Items from an interface collection:
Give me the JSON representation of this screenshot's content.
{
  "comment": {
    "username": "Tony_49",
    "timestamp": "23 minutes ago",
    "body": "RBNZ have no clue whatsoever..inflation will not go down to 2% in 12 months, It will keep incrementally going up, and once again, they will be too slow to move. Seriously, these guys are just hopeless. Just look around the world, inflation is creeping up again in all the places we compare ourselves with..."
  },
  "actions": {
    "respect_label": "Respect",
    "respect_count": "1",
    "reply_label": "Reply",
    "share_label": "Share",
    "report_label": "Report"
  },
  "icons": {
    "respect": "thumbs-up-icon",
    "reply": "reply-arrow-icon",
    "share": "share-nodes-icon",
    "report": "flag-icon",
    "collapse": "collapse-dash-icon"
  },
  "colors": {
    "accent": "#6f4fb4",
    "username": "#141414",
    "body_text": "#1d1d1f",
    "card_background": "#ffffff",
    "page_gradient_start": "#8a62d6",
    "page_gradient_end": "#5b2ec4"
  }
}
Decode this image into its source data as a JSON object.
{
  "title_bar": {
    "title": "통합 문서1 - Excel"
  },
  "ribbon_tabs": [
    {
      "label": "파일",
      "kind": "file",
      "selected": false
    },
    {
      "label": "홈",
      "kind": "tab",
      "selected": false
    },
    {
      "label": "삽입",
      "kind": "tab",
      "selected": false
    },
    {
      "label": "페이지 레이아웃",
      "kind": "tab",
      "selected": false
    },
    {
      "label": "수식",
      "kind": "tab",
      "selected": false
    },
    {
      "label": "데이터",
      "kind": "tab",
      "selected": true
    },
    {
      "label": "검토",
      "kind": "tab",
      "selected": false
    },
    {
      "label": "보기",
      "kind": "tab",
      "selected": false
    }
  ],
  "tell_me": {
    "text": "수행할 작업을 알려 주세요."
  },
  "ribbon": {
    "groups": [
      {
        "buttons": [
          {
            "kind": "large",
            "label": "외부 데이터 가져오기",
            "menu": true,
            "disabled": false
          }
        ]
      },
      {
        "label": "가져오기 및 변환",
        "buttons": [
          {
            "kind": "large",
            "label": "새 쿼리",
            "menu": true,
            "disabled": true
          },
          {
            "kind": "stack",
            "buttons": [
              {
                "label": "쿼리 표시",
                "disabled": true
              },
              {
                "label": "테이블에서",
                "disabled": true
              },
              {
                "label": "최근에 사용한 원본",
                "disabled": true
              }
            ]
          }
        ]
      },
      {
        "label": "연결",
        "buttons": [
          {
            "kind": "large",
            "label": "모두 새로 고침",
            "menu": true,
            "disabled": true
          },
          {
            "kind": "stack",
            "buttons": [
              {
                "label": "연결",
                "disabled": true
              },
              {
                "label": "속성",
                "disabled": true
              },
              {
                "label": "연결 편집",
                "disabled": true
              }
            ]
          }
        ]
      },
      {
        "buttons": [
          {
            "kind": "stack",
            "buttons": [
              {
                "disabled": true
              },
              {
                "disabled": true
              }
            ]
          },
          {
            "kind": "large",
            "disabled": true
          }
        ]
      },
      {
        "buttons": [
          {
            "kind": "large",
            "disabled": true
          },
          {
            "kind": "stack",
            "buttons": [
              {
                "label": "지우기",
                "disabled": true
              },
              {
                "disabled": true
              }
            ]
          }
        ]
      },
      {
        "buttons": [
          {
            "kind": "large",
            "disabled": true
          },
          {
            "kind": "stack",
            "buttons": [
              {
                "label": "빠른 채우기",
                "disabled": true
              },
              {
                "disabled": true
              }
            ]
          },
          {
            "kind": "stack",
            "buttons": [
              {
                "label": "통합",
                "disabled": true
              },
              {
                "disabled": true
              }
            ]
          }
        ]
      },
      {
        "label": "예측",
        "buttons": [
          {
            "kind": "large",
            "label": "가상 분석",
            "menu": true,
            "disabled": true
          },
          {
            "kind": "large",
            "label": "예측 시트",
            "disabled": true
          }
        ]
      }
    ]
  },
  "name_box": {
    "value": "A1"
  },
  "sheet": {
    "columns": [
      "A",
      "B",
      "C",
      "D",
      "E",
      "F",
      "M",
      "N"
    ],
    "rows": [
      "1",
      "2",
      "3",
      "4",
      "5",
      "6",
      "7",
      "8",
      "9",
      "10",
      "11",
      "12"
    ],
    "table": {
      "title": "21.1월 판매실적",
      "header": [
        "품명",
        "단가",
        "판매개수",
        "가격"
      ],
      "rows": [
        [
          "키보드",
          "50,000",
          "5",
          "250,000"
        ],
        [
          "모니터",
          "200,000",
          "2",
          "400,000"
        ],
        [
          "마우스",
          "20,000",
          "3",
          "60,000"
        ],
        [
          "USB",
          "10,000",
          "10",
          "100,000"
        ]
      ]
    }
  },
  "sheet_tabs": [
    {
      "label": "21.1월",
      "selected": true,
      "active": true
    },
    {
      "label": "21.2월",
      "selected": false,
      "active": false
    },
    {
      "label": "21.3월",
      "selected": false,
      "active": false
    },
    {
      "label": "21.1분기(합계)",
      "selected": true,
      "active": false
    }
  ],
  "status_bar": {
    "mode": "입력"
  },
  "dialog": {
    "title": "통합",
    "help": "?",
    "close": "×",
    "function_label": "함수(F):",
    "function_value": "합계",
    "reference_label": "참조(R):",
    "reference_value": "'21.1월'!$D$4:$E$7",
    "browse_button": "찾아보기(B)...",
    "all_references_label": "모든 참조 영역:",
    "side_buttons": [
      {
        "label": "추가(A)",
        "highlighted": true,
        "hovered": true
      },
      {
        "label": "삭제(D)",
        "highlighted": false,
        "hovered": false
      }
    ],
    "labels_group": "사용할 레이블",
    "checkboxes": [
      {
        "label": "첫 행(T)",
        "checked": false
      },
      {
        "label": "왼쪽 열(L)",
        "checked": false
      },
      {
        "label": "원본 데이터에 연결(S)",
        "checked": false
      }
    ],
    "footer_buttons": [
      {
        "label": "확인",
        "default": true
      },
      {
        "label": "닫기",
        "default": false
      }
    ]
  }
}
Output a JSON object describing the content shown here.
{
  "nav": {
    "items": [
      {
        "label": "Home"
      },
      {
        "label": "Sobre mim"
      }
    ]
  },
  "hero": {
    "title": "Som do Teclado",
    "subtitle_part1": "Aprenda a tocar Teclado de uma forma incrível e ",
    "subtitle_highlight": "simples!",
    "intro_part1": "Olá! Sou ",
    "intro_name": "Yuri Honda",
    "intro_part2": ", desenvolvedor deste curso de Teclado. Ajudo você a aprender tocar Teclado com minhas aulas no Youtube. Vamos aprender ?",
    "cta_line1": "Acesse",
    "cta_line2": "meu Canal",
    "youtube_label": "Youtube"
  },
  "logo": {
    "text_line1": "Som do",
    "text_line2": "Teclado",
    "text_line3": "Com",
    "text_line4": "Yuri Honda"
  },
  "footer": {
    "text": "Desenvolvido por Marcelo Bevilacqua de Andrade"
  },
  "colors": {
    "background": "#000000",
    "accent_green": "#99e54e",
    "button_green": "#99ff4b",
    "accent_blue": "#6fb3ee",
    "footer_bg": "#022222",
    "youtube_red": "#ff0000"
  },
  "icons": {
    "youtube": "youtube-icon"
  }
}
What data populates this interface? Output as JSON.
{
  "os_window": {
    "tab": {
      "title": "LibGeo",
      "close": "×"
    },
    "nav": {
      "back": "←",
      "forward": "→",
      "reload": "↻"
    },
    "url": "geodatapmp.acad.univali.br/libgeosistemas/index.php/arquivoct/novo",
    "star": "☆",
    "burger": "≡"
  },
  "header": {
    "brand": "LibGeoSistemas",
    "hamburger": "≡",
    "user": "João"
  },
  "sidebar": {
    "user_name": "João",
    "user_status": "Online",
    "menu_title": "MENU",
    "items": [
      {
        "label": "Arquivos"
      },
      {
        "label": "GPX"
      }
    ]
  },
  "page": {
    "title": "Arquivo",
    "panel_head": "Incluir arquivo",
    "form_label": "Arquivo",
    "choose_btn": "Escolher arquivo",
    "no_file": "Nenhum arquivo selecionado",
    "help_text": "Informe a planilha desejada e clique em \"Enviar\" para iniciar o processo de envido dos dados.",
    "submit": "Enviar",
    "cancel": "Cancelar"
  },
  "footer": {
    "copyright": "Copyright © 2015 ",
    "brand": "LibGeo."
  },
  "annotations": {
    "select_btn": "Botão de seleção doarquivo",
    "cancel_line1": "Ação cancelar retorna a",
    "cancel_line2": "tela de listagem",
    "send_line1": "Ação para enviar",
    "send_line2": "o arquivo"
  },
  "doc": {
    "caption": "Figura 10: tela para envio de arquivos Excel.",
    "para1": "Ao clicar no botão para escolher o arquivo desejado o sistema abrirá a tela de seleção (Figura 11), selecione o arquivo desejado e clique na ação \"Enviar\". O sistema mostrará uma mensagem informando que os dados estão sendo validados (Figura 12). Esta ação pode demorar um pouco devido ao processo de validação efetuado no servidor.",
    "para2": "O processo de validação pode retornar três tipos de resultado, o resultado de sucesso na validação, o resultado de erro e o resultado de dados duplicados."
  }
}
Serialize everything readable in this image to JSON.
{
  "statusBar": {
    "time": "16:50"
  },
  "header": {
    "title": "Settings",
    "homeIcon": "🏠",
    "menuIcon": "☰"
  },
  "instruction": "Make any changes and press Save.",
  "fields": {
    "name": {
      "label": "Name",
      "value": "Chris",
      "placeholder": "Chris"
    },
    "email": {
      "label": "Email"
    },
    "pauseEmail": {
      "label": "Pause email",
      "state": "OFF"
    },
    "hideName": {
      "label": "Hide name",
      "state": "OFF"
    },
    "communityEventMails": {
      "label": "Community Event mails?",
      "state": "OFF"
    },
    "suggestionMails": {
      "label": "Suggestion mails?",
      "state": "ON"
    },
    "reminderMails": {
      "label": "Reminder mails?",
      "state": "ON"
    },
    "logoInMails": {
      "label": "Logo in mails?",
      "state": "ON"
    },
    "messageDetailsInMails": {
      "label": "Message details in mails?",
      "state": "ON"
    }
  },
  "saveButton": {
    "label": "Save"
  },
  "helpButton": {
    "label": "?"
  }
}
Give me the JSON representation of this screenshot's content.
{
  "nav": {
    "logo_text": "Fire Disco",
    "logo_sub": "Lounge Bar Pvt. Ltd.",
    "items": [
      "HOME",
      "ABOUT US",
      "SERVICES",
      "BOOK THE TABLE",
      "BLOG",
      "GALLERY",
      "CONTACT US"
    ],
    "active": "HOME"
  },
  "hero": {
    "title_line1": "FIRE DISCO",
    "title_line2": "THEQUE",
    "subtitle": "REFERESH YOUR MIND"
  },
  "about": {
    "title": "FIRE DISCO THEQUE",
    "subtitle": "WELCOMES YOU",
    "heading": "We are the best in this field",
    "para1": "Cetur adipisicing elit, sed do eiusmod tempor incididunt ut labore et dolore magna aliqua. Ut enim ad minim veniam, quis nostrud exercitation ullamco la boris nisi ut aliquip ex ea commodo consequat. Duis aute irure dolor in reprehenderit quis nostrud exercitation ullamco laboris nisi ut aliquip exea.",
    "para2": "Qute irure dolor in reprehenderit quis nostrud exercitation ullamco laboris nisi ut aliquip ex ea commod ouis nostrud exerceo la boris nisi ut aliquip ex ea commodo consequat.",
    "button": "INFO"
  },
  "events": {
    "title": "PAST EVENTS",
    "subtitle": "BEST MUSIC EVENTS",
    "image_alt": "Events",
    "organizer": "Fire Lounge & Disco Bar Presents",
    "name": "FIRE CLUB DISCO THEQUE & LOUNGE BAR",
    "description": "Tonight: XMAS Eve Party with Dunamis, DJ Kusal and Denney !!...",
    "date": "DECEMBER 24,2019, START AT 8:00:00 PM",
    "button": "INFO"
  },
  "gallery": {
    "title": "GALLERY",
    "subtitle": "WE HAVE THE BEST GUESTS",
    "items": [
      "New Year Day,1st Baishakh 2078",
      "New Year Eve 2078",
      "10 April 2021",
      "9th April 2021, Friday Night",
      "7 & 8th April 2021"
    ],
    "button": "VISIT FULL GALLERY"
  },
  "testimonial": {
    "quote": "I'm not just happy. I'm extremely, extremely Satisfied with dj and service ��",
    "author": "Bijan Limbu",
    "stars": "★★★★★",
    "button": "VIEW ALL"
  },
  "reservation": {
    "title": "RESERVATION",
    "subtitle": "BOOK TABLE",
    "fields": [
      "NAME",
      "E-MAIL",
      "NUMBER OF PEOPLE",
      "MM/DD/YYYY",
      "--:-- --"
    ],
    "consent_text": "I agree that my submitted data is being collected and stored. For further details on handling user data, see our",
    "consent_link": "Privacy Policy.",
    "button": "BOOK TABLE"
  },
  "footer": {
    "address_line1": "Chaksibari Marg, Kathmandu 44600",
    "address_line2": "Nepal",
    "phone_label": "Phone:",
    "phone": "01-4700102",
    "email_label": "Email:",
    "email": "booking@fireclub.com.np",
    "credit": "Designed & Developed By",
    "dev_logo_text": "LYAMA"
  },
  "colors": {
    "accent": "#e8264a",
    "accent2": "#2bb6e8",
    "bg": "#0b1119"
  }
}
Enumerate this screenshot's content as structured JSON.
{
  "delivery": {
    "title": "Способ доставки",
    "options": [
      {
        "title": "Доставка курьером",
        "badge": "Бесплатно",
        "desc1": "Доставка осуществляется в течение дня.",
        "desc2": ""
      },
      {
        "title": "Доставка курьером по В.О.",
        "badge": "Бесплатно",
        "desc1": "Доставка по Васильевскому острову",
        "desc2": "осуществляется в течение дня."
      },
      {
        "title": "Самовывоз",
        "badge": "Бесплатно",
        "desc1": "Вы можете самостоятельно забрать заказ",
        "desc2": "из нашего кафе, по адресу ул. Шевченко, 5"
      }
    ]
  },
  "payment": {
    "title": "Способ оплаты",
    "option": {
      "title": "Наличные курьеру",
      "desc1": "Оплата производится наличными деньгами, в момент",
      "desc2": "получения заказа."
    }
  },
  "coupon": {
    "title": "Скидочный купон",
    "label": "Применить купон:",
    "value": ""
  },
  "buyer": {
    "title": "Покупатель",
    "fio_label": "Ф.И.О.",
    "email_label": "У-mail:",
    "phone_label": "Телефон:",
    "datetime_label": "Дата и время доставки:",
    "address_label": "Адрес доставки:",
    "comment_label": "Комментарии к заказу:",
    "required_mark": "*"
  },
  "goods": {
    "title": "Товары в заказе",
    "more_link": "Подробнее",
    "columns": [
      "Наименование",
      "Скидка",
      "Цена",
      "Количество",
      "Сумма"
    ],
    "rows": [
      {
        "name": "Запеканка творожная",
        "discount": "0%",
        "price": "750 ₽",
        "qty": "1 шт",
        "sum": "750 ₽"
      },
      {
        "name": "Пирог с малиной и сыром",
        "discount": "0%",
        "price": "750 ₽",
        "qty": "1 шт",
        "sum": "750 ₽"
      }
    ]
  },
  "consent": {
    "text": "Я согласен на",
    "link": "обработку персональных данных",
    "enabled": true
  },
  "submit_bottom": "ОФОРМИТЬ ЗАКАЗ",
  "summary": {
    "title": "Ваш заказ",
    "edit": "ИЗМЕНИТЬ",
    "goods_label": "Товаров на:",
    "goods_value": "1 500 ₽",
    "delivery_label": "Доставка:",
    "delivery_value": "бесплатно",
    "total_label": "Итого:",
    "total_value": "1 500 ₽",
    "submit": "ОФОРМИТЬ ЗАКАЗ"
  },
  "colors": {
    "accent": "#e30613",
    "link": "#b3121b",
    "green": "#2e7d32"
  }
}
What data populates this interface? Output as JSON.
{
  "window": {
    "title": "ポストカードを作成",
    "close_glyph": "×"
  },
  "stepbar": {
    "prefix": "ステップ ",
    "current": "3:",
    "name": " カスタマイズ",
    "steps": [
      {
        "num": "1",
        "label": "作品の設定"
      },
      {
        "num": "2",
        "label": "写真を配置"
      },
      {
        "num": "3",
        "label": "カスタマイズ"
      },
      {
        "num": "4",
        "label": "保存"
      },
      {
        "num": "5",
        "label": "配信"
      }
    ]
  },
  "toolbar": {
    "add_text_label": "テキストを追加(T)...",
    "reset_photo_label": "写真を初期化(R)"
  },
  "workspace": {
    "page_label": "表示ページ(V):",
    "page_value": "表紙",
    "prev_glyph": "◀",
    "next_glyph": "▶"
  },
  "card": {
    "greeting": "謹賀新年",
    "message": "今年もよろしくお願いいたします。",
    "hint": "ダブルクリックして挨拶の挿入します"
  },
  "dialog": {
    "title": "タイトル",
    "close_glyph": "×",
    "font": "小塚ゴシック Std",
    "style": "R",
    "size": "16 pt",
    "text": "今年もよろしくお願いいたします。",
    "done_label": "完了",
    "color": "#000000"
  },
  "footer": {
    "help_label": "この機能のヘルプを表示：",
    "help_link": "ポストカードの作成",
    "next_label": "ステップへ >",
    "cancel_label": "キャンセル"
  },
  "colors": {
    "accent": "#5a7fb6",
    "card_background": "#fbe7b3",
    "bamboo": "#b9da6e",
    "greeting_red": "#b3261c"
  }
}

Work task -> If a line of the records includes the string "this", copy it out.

Exercise answer ->
Give me the JSON representation of this screenshot's content.
Decode this image into its source data as a JSON object.
What data populates this interface? Output as JSON.
Serialize everything readable in this image to JSON.
Give me the JSON representation of this screenshot's content.
    "heading": "We are the best in this field",
Enumerate this screenshot's content as structured JSON.
What data populates this interface? Output as JSON.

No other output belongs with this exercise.